* What the task requires: Show the lines of the material that contain the word "Plan".

───

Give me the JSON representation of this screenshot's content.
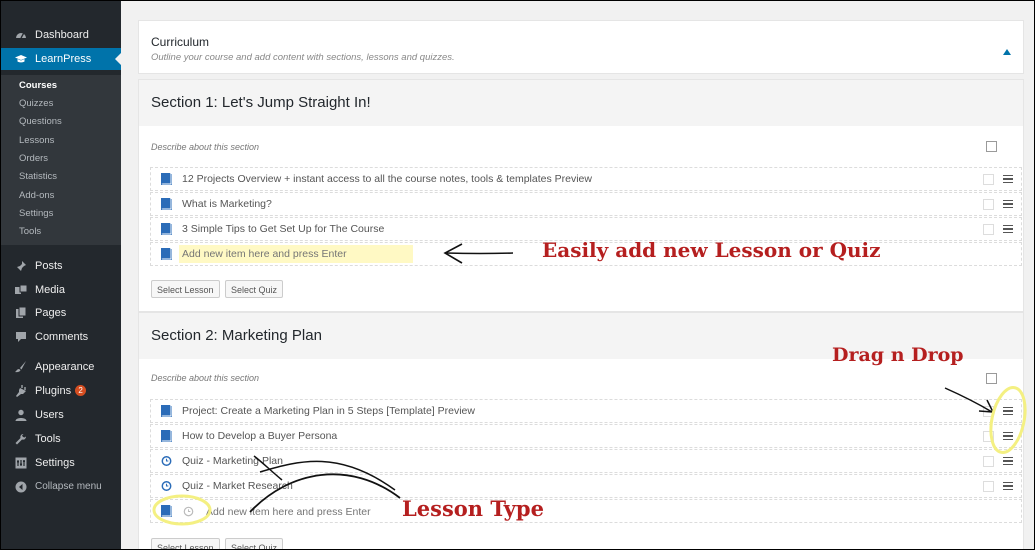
{
  "sidebar": {
    "top_items": [
      {
        "label": "Dashboard",
        "icon": "dashboard-icon"
      },
      {
        "label": "LearnPress",
        "icon": "graduation-cap-icon"
      }
    ],
    "submenu": [
      "Courses",
      "Quizzes",
      "Questions",
      "Lessons",
      "Orders",
      "Statistics",
      "Add-ons",
      "Settings",
      "Tools"
    ],
    "items": [
      {
        "label": "Posts",
        "icon": "pin-icon"
      },
      {
        "label": "Media",
        "icon": "media-icon"
      },
      {
        "label": "Pages",
        "icon": "pages-icon"
      },
      {
        "label": "Comments",
        "icon": "comment-icon"
      },
      {
        "label": "Appearance",
        "icon": "brush-icon"
      },
      {
        "label": "Plugins",
        "icon": "plugin-icon",
        "badge": "2"
      },
      {
        "label": "Users",
        "icon": "users-icon"
      },
      {
        "label": "Tools",
        "icon": "wrench-icon"
      },
      {
        "label": "Settings",
        "icon": "settings-icon"
      },
      {
        "label": "Collapse menu",
        "icon": "collapse-icon"
      }
    ]
  },
  "curriculum": {
    "title": "Curriculum",
    "subtitle": "Outline your course and add content with sections, lessons and quizzes."
  },
  "sections": [
    {
      "title": "Section 1: Let's Jump Straight In!",
      "describe_placeholder": "Describe about this section",
      "items": [
        {
          "type": "lesson",
          "title": "12 Projects Overview + instant access to all the course notes, tools & templates Preview"
        },
        {
          "type": "lesson",
          "title": "What is Marketing?"
        },
        {
          "type": "lesson",
          "title": "3 Simple Tips to Get Set Up for The Course"
        }
      ],
      "add_placeholder": "Add new item here and press Enter",
      "buttons": {
        "select_lesson": "Select Lesson",
        "select_quiz": "Select Quiz"
      }
    },
    {
      "title": "Section 2: Marketing Plan",
      "describe_placeholder": "Describe about this section",
      "items": [
        {
          "type": "lesson",
          "title": "Project: Create a Marketing Plan in 5 Steps [Template] Preview"
        },
        {
          "type": "lesson",
          "title": "How to Develop a Buyer Persona"
        },
        {
          "type": "quiz",
          "title": "Quiz - Marketing Plan"
        },
        {
          "type": "quiz",
          "title": "Quiz - Market Research"
        }
      ],
      "add_placeholder": "Add new item here and press Enter",
      "buttons": {
        "select_lesson": "Select Lesson",
        "select_quiz": "Select Quiz"
      }
    }
  ],
  "annotations": {
    "add_item": "Easily add new Lesson or Quiz",
    "drag_drop": "Drag n Drop",
    "lesson_type": "Lesson Type"
  },
  "colors": {
    "sidebar_bg": "#23282d",
    "active_menu": "#0073aa",
    "annotation_red": "#b51f1f",
    "highlight_yellow": "#f4f082",
    "lesson_icon": "#2b6cb8"
  }
}
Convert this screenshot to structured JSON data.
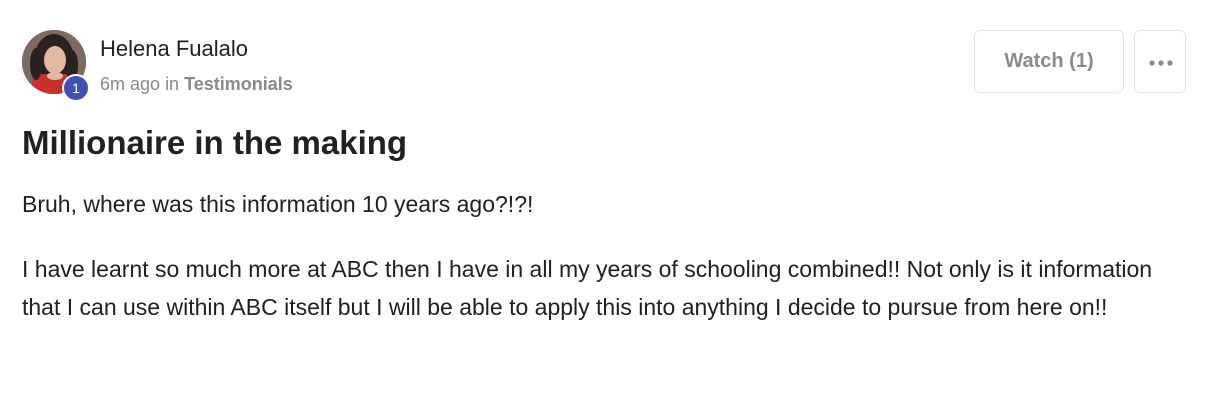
{
  "post": {
    "author": {
      "name": "Helena Fualalo",
      "level": "1"
    },
    "meta": {
      "time": "6m ago",
      "in_label": "in",
      "category": "Testimonials"
    },
    "actions": {
      "watch_label": "Watch (1)",
      "more_icon": "more-horizontal-icon"
    },
    "title": "Millionaire in the making",
    "paragraphs": [
      "Bruh, where was this information 10 years ago?!?!",
      "I have learnt so much more at ABC then I have in all my years of schooling combined!! Not only is it information that I can use within ABC itself but I will be able to apply this into anything I decide to pursue from here on!!"
    ]
  },
  "colors": {
    "badge": "#3f51b5",
    "muted_text": "#8a8a8a",
    "border": "#e4e4e4"
  }
}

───

* The completed task:
      "title": "Section 2: Marketing Plan",
          "title": "Project: Create a Marketing Plan in 5 Steps [Template] Preview"
          "title": "Quiz - Marketing Plan"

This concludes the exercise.